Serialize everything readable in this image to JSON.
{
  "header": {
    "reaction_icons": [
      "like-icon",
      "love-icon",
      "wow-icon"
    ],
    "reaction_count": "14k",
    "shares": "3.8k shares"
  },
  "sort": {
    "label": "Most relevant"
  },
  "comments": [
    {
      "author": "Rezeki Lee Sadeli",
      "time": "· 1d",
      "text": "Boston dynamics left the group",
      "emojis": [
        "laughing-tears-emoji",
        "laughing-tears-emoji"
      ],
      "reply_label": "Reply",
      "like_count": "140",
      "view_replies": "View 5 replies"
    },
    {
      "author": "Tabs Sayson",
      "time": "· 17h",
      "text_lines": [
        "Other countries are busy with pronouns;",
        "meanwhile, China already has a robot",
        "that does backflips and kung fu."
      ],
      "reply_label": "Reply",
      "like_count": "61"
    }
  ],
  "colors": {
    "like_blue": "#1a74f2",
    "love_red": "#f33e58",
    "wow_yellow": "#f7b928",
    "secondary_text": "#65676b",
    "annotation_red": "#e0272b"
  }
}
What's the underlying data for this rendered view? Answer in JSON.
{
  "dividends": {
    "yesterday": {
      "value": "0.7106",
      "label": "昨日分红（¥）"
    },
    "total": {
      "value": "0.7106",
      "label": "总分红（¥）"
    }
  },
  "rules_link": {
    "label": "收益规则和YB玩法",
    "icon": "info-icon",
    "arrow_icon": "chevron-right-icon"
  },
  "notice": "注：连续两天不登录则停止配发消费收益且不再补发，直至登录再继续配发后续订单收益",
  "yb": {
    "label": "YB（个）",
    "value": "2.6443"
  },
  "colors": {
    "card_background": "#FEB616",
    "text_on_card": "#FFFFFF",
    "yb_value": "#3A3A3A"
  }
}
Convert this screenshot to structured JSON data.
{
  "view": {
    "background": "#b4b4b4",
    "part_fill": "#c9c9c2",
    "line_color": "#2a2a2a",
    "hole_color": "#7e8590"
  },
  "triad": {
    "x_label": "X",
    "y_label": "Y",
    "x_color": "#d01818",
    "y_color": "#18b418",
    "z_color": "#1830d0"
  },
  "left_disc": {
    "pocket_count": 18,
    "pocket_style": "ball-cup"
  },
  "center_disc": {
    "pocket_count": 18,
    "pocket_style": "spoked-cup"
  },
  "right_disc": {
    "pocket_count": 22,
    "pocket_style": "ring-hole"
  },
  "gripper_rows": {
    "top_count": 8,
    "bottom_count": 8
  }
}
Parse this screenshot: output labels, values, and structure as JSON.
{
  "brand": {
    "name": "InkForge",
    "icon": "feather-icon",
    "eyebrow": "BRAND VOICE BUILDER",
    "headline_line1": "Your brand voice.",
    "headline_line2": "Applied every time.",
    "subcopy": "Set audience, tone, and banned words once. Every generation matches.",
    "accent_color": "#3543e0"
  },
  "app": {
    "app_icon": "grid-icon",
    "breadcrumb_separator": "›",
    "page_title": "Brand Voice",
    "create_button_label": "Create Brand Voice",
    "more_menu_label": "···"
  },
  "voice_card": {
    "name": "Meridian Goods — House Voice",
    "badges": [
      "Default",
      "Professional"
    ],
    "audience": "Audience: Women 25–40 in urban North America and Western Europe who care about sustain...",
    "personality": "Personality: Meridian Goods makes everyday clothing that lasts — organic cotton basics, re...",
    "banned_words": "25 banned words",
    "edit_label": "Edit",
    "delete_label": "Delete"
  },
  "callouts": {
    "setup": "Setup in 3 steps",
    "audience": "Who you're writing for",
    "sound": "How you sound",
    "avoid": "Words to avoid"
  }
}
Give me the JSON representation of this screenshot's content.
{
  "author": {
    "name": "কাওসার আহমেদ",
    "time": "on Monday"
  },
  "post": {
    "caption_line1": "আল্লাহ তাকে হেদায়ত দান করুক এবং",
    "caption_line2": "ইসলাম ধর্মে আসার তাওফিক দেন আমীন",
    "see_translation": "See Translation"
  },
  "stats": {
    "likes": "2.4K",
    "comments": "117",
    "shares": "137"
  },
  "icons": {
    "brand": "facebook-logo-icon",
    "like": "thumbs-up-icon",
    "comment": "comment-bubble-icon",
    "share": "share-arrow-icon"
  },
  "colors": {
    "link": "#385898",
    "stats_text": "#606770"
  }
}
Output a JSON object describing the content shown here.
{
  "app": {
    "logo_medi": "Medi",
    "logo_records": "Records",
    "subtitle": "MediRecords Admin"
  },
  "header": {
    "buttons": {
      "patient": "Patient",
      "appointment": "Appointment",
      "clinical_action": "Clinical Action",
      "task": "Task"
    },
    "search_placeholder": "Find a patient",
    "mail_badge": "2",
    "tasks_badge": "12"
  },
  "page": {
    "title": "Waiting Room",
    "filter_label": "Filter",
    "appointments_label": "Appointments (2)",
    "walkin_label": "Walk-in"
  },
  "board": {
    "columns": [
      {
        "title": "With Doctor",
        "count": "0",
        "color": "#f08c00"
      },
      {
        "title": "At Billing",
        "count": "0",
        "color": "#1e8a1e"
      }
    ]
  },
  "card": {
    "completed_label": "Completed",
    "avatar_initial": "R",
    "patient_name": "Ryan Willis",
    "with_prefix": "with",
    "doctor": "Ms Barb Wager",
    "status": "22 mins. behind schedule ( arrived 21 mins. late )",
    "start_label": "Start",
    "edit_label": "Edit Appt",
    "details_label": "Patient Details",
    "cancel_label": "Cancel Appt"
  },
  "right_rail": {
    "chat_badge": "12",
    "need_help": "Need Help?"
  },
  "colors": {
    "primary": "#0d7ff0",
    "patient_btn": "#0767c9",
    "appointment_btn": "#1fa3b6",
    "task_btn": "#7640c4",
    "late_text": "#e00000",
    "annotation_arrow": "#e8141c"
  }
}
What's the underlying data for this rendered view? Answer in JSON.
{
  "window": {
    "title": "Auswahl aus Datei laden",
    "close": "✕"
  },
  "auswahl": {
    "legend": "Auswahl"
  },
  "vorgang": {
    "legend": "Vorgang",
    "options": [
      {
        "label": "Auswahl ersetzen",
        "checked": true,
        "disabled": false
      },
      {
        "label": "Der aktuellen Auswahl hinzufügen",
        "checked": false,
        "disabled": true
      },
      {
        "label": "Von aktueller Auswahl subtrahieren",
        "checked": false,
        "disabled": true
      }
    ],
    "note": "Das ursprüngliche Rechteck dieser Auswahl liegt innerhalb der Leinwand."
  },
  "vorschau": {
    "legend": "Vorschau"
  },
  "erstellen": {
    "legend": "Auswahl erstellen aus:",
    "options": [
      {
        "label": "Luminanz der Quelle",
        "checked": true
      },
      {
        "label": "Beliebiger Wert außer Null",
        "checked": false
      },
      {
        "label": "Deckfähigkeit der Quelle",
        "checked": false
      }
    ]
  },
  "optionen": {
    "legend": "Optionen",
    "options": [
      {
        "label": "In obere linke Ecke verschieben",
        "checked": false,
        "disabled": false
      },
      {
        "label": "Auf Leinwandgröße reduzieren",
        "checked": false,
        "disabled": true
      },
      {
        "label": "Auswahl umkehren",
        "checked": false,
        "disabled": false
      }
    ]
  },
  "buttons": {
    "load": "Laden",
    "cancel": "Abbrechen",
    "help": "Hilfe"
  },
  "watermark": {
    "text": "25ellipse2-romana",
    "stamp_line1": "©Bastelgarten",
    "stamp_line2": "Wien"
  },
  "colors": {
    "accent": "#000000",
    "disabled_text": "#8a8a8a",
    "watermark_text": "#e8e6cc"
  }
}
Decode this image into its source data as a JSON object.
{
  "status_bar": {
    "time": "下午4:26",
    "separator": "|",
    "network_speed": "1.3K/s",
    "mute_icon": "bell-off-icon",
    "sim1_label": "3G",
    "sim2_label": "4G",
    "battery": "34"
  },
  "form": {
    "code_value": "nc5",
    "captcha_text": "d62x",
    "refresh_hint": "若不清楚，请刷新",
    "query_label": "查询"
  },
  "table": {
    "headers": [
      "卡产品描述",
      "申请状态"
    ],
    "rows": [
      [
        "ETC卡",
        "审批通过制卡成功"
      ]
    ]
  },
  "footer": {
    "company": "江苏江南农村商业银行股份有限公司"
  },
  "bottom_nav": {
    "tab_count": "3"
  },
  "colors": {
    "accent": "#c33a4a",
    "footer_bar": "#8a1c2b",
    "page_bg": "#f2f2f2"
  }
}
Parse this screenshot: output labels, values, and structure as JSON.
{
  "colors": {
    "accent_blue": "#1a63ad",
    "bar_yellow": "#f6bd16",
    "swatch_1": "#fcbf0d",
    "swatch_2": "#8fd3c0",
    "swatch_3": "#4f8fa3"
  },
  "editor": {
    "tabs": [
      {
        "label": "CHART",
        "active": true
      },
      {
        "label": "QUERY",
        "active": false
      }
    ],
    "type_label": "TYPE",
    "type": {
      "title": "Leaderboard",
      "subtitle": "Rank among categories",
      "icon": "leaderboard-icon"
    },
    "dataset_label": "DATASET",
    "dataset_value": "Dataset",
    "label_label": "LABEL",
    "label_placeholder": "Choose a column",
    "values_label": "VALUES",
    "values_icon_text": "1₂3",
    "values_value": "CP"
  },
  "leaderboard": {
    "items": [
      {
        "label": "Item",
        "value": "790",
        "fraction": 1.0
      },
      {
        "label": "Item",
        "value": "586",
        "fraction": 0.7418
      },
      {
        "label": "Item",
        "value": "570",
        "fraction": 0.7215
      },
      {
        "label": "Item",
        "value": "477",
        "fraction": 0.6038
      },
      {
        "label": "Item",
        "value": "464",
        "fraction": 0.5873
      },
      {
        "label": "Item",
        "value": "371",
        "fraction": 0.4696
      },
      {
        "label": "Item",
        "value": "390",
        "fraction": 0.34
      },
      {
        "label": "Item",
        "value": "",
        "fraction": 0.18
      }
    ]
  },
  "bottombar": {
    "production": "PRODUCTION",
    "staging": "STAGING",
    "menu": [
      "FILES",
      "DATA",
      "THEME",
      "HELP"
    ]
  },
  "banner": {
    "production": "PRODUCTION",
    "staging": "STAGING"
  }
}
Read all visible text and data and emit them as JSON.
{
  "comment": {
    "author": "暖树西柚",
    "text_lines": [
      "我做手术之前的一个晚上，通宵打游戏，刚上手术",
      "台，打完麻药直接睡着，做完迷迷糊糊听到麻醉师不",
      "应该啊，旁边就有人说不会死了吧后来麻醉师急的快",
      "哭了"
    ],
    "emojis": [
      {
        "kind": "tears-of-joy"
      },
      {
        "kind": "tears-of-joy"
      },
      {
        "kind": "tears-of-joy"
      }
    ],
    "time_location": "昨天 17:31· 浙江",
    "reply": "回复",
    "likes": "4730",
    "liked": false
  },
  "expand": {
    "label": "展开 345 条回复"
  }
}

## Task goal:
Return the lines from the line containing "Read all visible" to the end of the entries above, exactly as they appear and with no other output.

## Finished task:
Read all visible text and data and emit them as JSON.
{
  "comment": {
    "author": "暖树西柚",
    "text_lines": [
      "我做手术之前的一个晚上，通宵打游戏，刚上手术",
      "台，打完麻药直接睡着，做完迷迷糊糊听到麻醉师不",
      "应该啊，旁边就有人说不会死了吧后来麻醉师急的快",
      "哭了"
    ],
    "emojis": [
      {
        "kind": "tears-of-joy"
      },
      {
        "kind": "tears-of-joy"
      },
      {
        "kind": "tears-of-joy"
      }
    ],
    "time_location": "昨天 17:31· 浙江",
    "reply": "回复",
    "likes": "4730",
    "liked": false
  },
  "expand": {
    "label": "展开 345 条回复"
  }
}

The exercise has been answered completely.